Two plain clothes detectives came by to question me the next day. They also questioned others who had previously accused this psychiatrist of raping or molesting them. Many patients had tried to report these things, but no one had believed us, until the nurses saw the aftermath of what had been done to me. (I had also previously reported to a nurse that the doctor was sexually molesting me, but I was not believed. When the abusive doctor was told about it, he wrote in my chart that I was a “pathological liar.”)
One of the nurses told me that when the police searched the psychiatrist's office they found, locked in his desk, tape recordings that he had made of his multiple rapes, of both female and male patients. The psychiatrist was arrested. A few years after this, I learned that the evil psychiatrist had committed suicide.
It's hard to believe these things, isn't it? Hard to believe that a medical doctor, who is supposed to HELP people, would drug and rape his patients. People don't like to believe the “mentally ill” when we try to tell how we were abused. That's what makes us the perfect victims.
Almost half a century has passed since I was set free from the asylum. Back when I was a patient there, a lot of people believed in creating a better race of people through eugenics. It was widely believed that the “mentally ill” should never have children, because we presumably have defective genes. I have had three children. My oldest son manages two motels in California. My daughter is currently attending a university, working toward a masters and then a doctorate in psychology. Her own daughter, my eldest granddaughter, will graduate this fall from the anthropology program at Harvard. And my youngest son earns enough money selling jewelry that he recently bought a beautiful home with an in-ground pool.
As for me, about twenty years ago, after all my children were grown, I went to nursing school and was elected class president. A year and a half after graduating as an LPN, I published a novel. In May 2000 I was on the Oprah Winfrey Show, featured in one of her inspirational “Remembering Your Spirit” segments.
I have done all of these things and more, but I still have not finished my memoir. Yet Barbara O'Hare has done it. I highly recommend her book, THE HOSPITAL. And NOW, Lord willing, I am going to follow in her inspirational footsteps and finish my memoir at long last!
Thank you, Barbara O'Hare! You are an AWESOME SURVIVOR!!!!
PS: I know this lengthy review does not say a lot about the book I'm reviewing. The reason is because I don't want to give any of the story away. I am telling here about some similar things that I've lived through, to validate Barbara's story. My experiences were different, but similar enough, that I absolutely believe THE HOSPITAL is completely true.
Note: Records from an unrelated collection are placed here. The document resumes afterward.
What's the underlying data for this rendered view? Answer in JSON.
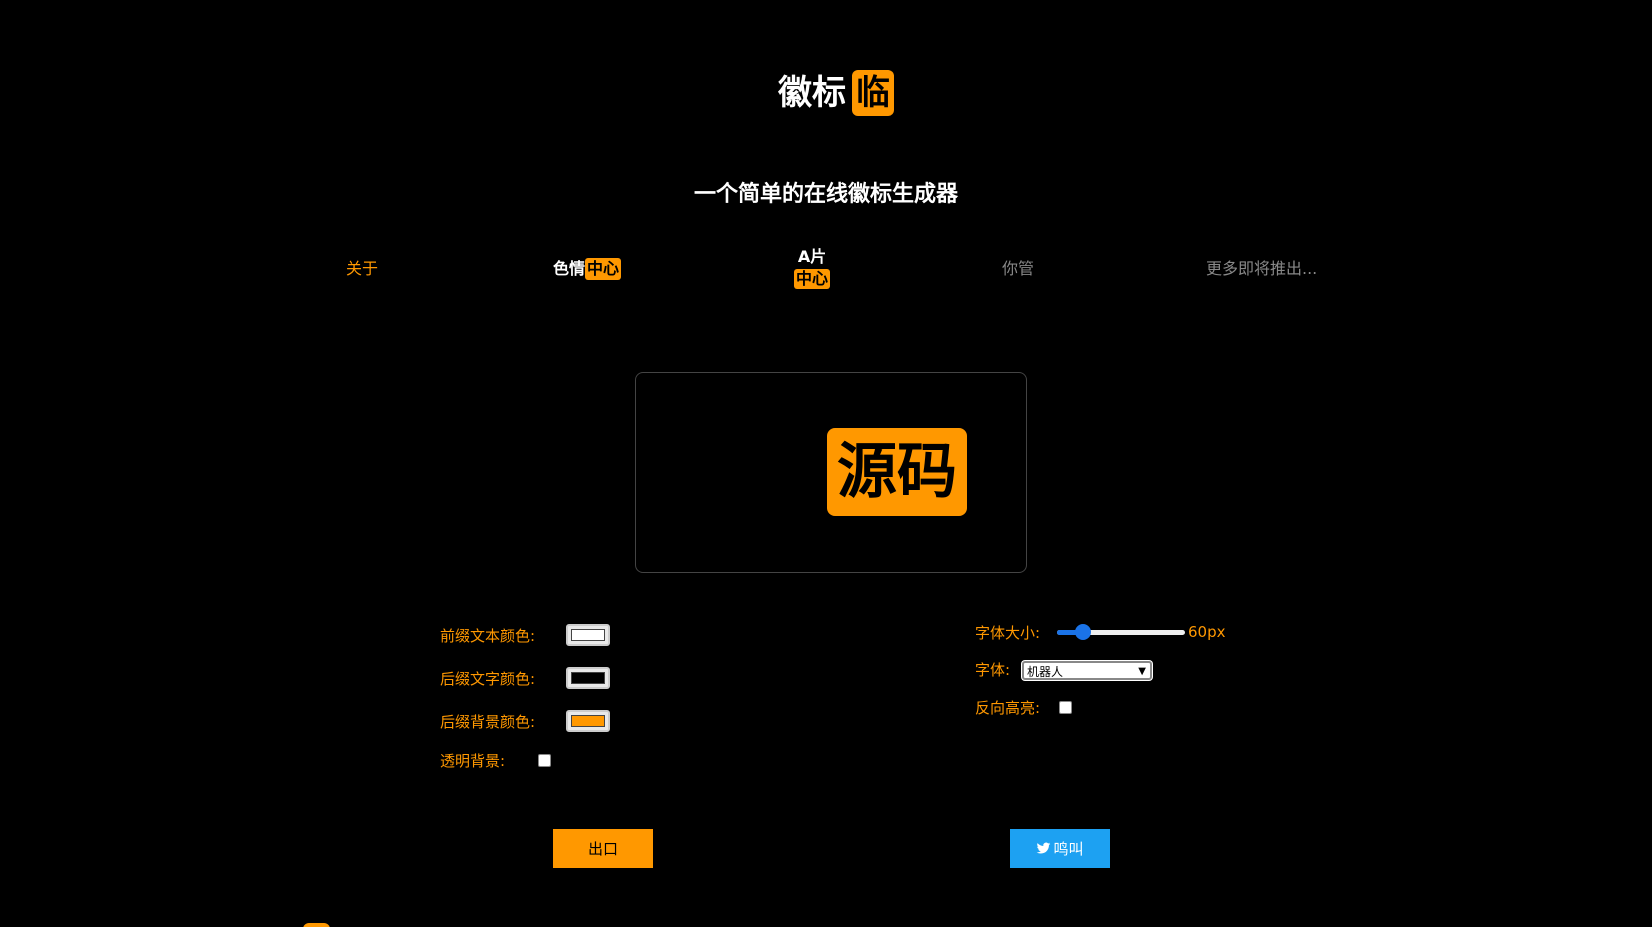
{
  "header": {
    "logo_prefix": "徽标",
    "logo_suffix": "临",
    "subtitle": "一个简单的在线徽标生成器"
  },
  "nav": {
    "about": "关于",
    "porn_prefix": "色情",
    "porn_suffix": "中心",
    "av_prefix": "A片",
    "av_suffix": "中心",
    "ni": "你管",
    "more": "更多即将推出..."
  },
  "preview": {
    "text": "源码"
  },
  "controls": {
    "prefix_color_label": "前缀文本颜色:",
    "suffix_text_color_label": "后缀文字颜色:",
    "suffix_bg_color_label": "后缀背景颜色:",
    "transparent_bg_label": "透明背景:",
    "font_size_label": "字体大小:",
    "font_size_value": "60px",
    "font_size_fraction": 0.2,
    "font_label": "字体:",
    "font_selected": "机器人",
    "reverse_highlight_label": "反向高亮:",
    "prefix_color": "#ffffff",
    "suffix_text_color": "#000000",
    "suffix_bg_color": "#ff9800"
  },
  "buttons": {
    "export": "出口",
    "tweet": "鸣叫"
  },
  "colors": {
    "accent": "#ff9800",
    "twitter": "#1da1f2",
    "slider": "#1a73e8"
  }
}
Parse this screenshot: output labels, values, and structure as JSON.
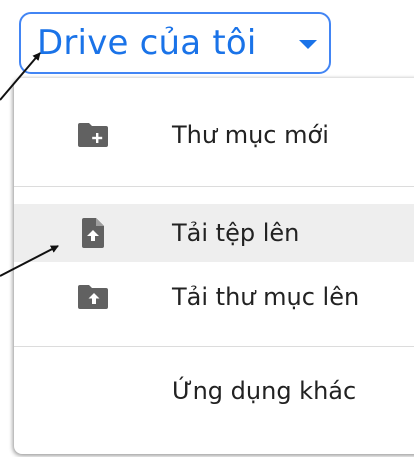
{
  "drive_button": {
    "label": "Drive của tôi",
    "caret_icon": "caret-down-icon",
    "color": "#1a73e8"
  },
  "menu": {
    "items": [
      {
        "label": "Thư mục mới",
        "icon": "new-folder-icon"
      },
      {
        "label": "Tải tệp lên",
        "icon": "file-upload-icon",
        "highlighted": true
      },
      {
        "label": "Tải thư mục lên",
        "icon": "folder-upload-icon"
      },
      {
        "label": "Ứng dụng khác",
        "icon": ""
      }
    ]
  },
  "colors": {
    "accent": "#1a73e8",
    "icon": "#616161",
    "hover_bg": "#eeeeee"
  }
}
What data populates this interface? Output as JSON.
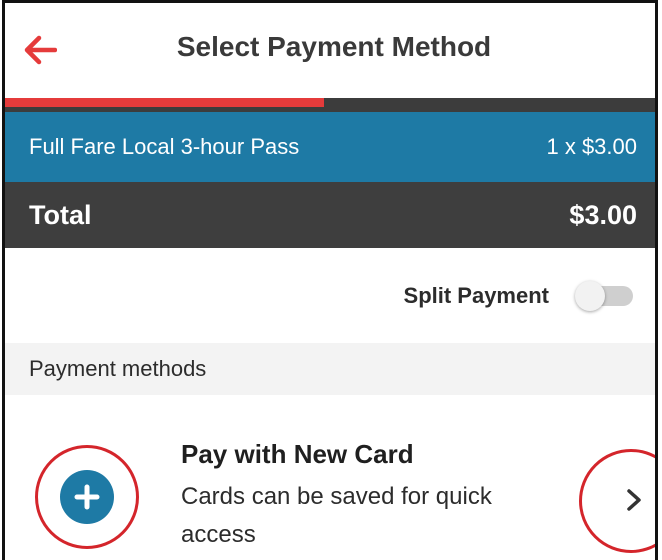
{
  "header": {
    "title": "Select Payment Method",
    "back_icon": "back-arrow-icon",
    "accent_color": "#e53b3b"
  },
  "progress": {
    "value": 0.49
  },
  "fare": {
    "name": "Full Fare Local 3-hour Pass",
    "quantity_price": "1 x $3.00"
  },
  "total": {
    "label": "Total",
    "amount": "$3.00"
  },
  "split_payment": {
    "label": "Split Payment",
    "enabled": false
  },
  "payment_methods": {
    "section_label": "Payment methods",
    "items": [
      {
        "title": "Pay with New Card",
        "subtitle": "Cards can be saved for quick access",
        "icon": "add-circle-icon",
        "chevron": "chevron-right-icon"
      }
    ]
  },
  "colors": {
    "fare_bar": "#1e7aa5",
    "total_bar": "#3e3e3e",
    "highlight_ring": "#d4252b"
  }
}
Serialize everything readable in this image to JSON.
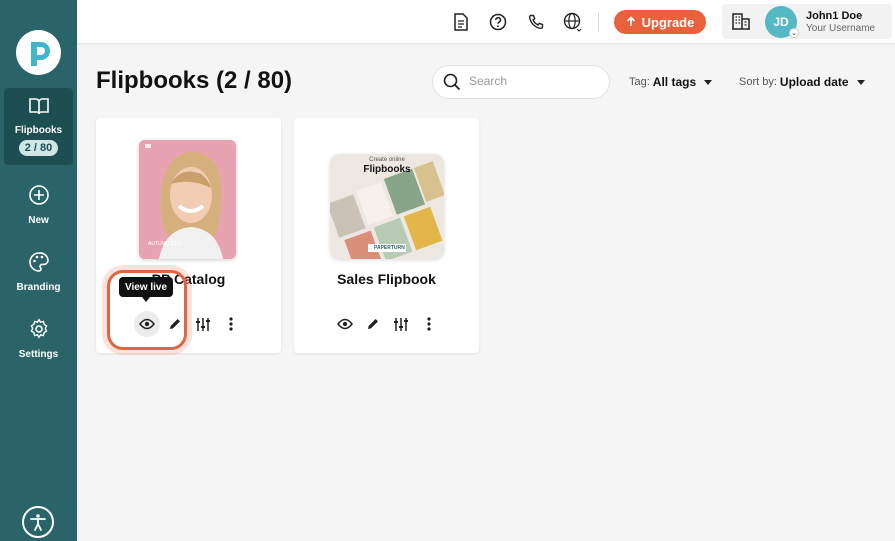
{
  "sidebar": {
    "items": [
      {
        "label": "Flipbooks",
        "badge": "2 / 80",
        "icon": "book-icon"
      },
      {
        "label": "New",
        "icon": "plus-circle-icon"
      },
      {
        "label": "Branding",
        "icon": "palette-icon"
      },
      {
        "label": "Settings",
        "icon": "gear-icon"
      }
    ]
  },
  "header": {
    "upgrade_label": "Upgrade",
    "user": {
      "initials": "JD",
      "name": "John1 Doe",
      "subtitle": "Your Username"
    }
  },
  "main": {
    "title": "Flipbooks (2 / 80)",
    "search_placeholder": "Search",
    "tag_filter": {
      "label": "Tag:",
      "value": "All tags"
    },
    "sort": {
      "label": "Sort by:",
      "value": "Upload date"
    },
    "tooltip": "View live",
    "cards": [
      {
        "title": "PP Catalog",
        "cover_text": "AUTUMN 2022"
      },
      {
        "title": "Sales Flipbook",
        "cover_text_top": "Create online",
        "cover_text_main": "Flipbooks",
        "cover_brand": "PAPERTURN"
      }
    ]
  },
  "colors": {
    "sidebar": "#2a6468",
    "sidebar_active": "#1d4e52",
    "accent": "#e8603c",
    "avatar": "#55b8c5"
  }
}
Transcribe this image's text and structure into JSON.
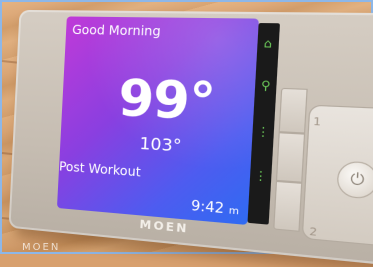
{
  "screen": {
    "greeting": "Good Morning",
    "temperature": "99°",
    "set_temperature": "103°",
    "mode": "Post Workout",
    "time": "9:42 ",
    "time_suffix": "m"
  },
  "device": {
    "brand": "MOEN",
    "button_label_1": "1",
    "button_label_2": "2",
    "knob_icon": "power-icon"
  },
  "watermark": "MOEN",
  "colors": {
    "screen_gradient_start": "#c03ad8",
    "screen_gradient_end": "#2f6bf2",
    "indicator_green": "#6fd15c",
    "hot_indicator": "#e24848",
    "cold_indicator": "#4a9be6"
  }
}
Also, I have attached two pictures. One is a scan of a 100 year old postcard that I bought on eBay several years ago, of the mental institution where I was incarcerated in the late 1960s. (The words stamped on the front of that picture were original to the postcard.) The other picture is me, with our sweet old Cattle Dog, Lady, standing where the asylum used to be. That picture was taken in May 2014. I am standing, as near as I could figure it, to the spot where the maximum security ward was located, where I was incarcerated almost half a century ago.
Read this book, it's very empowering
A natural born writer as well